A Portsmouth-based sailor, who helped prevent a environmental disaster, has been decorated in the latest round of military honours.
Chief Petty Officer Neil Halsey, 43, led the Royal Navy's three-man team that successfully prevented the Christos XXII tugboat from sinking on January 13 2013.
The tug, carrying 200 tonnes of diesel, crashed into the boat it was towing off the coast of Devon.
Even as the RNLI lifeboat crew withdrew from the stricken vessel, CPO Halsey decided to stay aboard, even at one point risking his life to re-enter the tug's engine room to locate the gash in the ship's hull.
Armed with just a handful of wooden wedges, CPO Halsey and his team managed to partially plug the hole and slow the intake of water by 70%.
CPO Halsey, who receives the Queen's commendation for Bravery, said:
"On board the ship, three of us got into our sea boat and took some equipment over to Christos XXII.
"When we got there she was lolling around in the sea and we found out the engine room hold was rapidly flooding.''

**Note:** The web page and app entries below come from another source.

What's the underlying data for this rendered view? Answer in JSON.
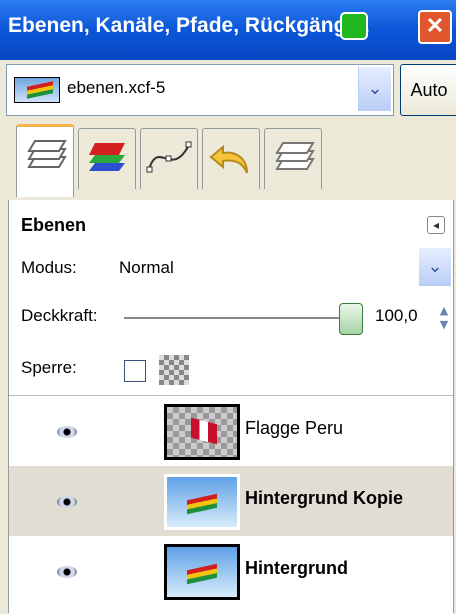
{
  "window": {
    "title": "Ebenen, Kanäle, Pfade, Rückgängi...",
    "close_glyph": "✕"
  },
  "image_menu": {
    "selected": "ebenen.xcf-5",
    "dropdown_glyph": "⌄",
    "auto_label": "Auto"
  },
  "tabs": [
    {
      "name": "layers",
      "icon": "layers-icon"
    },
    {
      "name": "channels",
      "icon": "channels-icon"
    },
    {
      "name": "paths",
      "icon": "paths-icon"
    },
    {
      "name": "undo",
      "icon": "undo-icon"
    },
    {
      "name": "history",
      "icon": "layers-icon"
    }
  ],
  "panel": {
    "title": "Ebenen",
    "menu_glyph": "◂",
    "mode_label": "Modus:",
    "mode_value": "Normal",
    "opacity_label": "Deckkraft:",
    "opacity_value": "100,0",
    "lock_label": "Sperre:"
  },
  "layers": [
    {
      "name": "Flagge Peru",
      "visible": true,
      "selected": false,
      "bold": false
    },
    {
      "name": "Hintergrund Kopie",
      "visible": true,
      "selected": true,
      "bold": true
    },
    {
      "name": "Hintergrund",
      "visible": true,
      "selected": false,
      "bold": true
    }
  ]
}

CPO Halsey said it was the fear of an oil slick that made him continue with his dangerous work.
"We found that there was 200 tonnes of fuel oil on board, the environmental damage that would have happened to the Torbay coast and the surrounding area would have been a horrible thing.''
But despite being forced to work in near darkness while engulfed with diesel fumes, CPO Halsey, based in Portsmouth, insists he was not worried for his safety.
"No, we get lots of training, we're regularly trained via the Royal Navy in pumping flooding in our drill units down in HMS Excellence.
"You just go into your training and there you go.
"The crew were very grateful that we saved their vessel.''
The vessel was later taken to nearby Portland harbour and repaired.
CPO Halsey is one of 20 Royal Navy personnel to be decorated in the latest military honours.